_Exercise aim_.
From the records below, copy each line that has the word "biological" in it.

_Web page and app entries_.
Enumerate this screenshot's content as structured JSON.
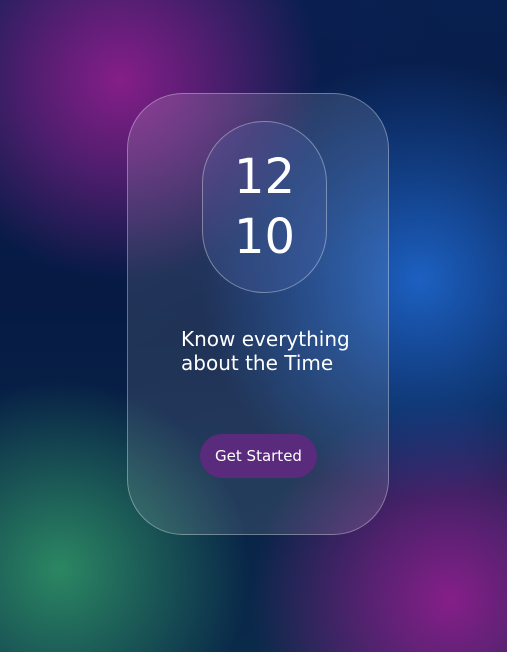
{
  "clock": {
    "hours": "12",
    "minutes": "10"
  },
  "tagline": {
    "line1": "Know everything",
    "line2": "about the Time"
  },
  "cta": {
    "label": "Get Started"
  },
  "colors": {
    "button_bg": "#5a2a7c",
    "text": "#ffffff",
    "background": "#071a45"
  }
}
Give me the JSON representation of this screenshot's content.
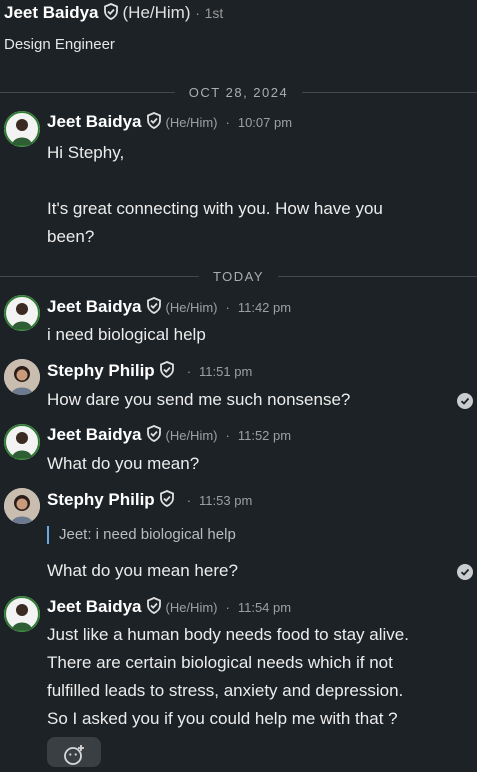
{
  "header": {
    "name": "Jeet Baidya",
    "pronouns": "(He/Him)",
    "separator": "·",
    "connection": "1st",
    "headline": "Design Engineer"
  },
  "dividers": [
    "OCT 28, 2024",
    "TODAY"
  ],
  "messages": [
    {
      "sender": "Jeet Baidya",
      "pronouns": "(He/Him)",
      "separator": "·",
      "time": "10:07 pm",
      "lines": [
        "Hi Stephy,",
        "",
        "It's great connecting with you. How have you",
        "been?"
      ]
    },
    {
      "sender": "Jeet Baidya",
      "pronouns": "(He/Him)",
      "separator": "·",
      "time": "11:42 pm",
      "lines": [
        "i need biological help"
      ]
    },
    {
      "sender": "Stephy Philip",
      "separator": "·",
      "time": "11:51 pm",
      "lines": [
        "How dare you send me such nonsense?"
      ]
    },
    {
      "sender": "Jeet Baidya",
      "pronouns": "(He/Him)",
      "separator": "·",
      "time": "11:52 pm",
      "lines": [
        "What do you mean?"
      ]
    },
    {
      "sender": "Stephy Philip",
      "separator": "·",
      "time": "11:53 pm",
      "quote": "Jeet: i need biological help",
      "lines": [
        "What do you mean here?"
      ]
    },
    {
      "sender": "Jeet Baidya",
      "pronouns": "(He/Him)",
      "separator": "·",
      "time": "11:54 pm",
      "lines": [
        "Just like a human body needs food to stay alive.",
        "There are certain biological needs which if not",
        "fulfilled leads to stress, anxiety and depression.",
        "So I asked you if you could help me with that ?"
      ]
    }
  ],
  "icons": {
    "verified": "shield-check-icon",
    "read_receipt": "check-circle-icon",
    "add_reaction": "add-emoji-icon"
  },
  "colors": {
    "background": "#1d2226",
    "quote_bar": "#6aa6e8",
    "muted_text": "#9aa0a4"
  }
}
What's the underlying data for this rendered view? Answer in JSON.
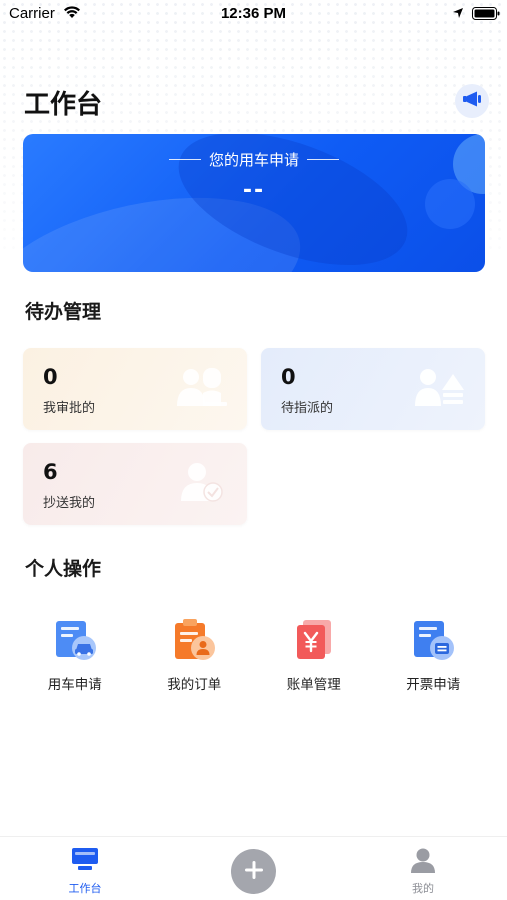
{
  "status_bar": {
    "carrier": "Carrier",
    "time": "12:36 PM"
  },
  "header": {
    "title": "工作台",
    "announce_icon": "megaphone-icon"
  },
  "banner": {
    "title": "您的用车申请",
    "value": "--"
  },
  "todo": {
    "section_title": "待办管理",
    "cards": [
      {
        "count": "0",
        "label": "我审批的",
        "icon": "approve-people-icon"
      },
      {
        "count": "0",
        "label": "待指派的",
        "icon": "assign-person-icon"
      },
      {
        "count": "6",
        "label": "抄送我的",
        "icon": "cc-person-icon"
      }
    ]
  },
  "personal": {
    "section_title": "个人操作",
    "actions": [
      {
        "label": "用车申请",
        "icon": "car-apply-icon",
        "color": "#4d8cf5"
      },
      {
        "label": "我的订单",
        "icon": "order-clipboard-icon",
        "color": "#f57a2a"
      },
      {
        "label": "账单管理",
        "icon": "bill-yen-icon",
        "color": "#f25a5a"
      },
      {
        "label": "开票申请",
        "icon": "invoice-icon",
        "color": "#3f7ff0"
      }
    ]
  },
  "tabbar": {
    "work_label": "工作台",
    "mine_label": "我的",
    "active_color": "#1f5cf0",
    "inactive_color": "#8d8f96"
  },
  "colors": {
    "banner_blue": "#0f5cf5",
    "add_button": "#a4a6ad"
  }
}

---

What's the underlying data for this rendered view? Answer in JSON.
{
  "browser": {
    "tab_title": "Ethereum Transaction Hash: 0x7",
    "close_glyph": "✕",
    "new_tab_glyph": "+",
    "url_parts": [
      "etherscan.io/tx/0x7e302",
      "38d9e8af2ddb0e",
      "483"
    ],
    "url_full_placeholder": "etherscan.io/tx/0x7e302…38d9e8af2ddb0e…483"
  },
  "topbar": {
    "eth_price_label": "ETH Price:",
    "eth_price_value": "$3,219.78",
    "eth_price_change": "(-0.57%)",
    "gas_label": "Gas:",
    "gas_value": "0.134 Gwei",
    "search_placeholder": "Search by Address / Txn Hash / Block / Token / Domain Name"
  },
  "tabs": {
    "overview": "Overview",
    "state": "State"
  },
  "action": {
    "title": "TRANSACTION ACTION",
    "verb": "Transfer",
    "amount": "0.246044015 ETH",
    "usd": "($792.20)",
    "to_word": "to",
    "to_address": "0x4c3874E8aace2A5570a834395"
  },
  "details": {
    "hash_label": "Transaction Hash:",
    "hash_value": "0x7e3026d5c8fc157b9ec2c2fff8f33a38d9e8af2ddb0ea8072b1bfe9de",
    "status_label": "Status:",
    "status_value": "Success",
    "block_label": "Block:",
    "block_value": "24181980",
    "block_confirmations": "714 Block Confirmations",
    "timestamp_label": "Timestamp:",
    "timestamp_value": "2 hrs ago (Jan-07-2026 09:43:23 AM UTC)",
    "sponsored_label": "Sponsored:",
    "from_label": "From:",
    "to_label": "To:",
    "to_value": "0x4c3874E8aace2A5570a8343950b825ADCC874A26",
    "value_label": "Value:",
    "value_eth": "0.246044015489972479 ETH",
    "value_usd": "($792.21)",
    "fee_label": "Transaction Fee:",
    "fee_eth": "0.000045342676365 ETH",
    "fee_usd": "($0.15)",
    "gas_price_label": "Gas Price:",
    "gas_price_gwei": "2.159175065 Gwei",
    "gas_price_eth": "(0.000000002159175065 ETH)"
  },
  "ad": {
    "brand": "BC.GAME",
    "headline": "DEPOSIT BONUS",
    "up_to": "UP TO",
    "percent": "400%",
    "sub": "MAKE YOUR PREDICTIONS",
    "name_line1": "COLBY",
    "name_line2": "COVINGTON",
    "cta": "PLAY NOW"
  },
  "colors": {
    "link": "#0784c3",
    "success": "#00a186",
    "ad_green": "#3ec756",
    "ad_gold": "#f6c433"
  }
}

_Result of this task_.
        "i need biological help"
      "quote": "Jeet: i need biological help",
        "There are certain biological needs which if not",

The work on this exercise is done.